- Task goal
Pull every line with "color" from the data.

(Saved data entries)
::::::::::

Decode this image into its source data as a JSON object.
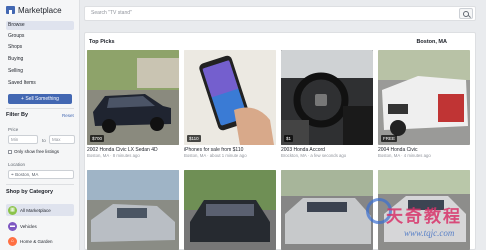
{
  "sidebar": {
    "brand_title": "Marketplace",
    "nav": [
      "Browse",
      "Groups",
      "Shops",
      "Buying",
      "Selling",
      "Saved Items"
    ],
    "sell_button": "+ Sell Something",
    "filter_heading": "Filter By",
    "reset_link": "Reset",
    "price_label": "Price",
    "price_min_placeholder": "Min",
    "price_to": "to",
    "price_max_placeholder": "Max",
    "free_only": "Only show free listings",
    "location_label": "Location",
    "location_value": "Boston, MA",
    "category_heading": "Shop by Category",
    "categories": [
      {
        "label": "All Marketplace",
        "icon": "store-icon",
        "color": "#8bc34a"
      },
      {
        "label": "Vehicles",
        "icon": "car-icon",
        "color": "#7e57c2"
      },
      {
        "label": "Home & Garden",
        "icon": "home-icon",
        "color": "#ff7043"
      }
    ]
  },
  "search": {
    "placeholder": "Search \"TV stand\""
  },
  "panel": {
    "title": "Top Picks",
    "location": "Boston, MA"
  },
  "cards": [
    {
      "price": "$700",
      "title": "2002 Honda Civic LX Sedan 4D",
      "sub": "Boston, MA · 8 minutes ago"
    },
    {
      "price": "$110",
      "title": "iPhones for sale from $110",
      "sub": "Boston, MA · about 1 minute ago"
    },
    {
      "price": "$1",
      "title": "2003 Honda Accord",
      "sub": "Brockton, MA · a few seconds ago"
    },
    {
      "price": "FREE",
      "title": "2004 Honda Civic",
      "sub": "Boston, MA · 4 minutes ago"
    },
    {
      "price": "",
      "title": "",
      "sub": ""
    },
    {
      "price": "",
      "title": "",
      "sub": ""
    },
    {
      "price": "",
      "title": "",
      "sub": ""
    },
    {
      "price": "",
      "title": "",
      "sub": ""
    }
  ],
  "watermark": {
    "text": "天奇教程",
    "url": "www.tqjc.com"
  }
}
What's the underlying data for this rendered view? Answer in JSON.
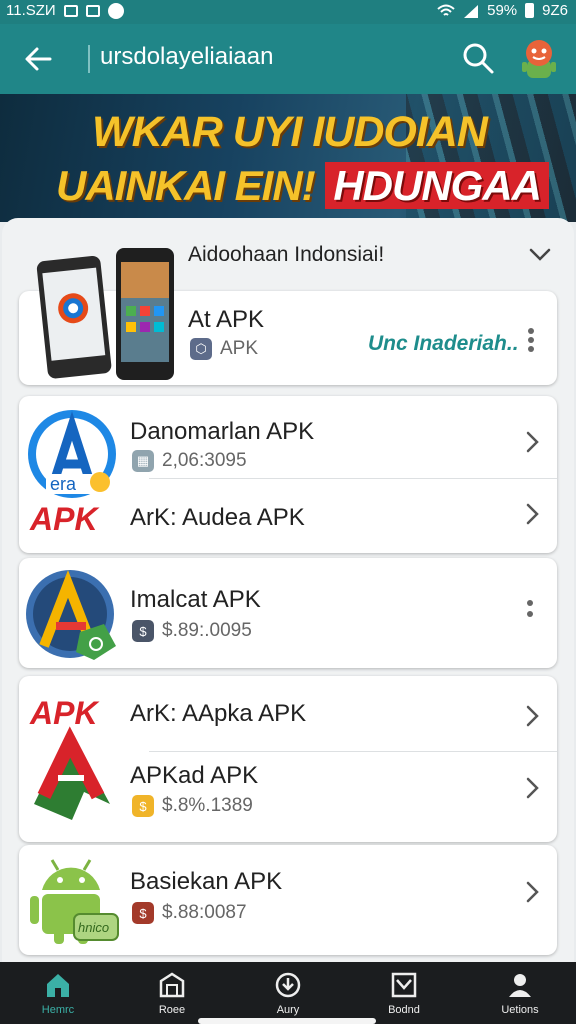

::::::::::

- Solution to this exercise
        "color": "#8bc34a"
        "color": "#7e57c2"
        "color": "#ff7043"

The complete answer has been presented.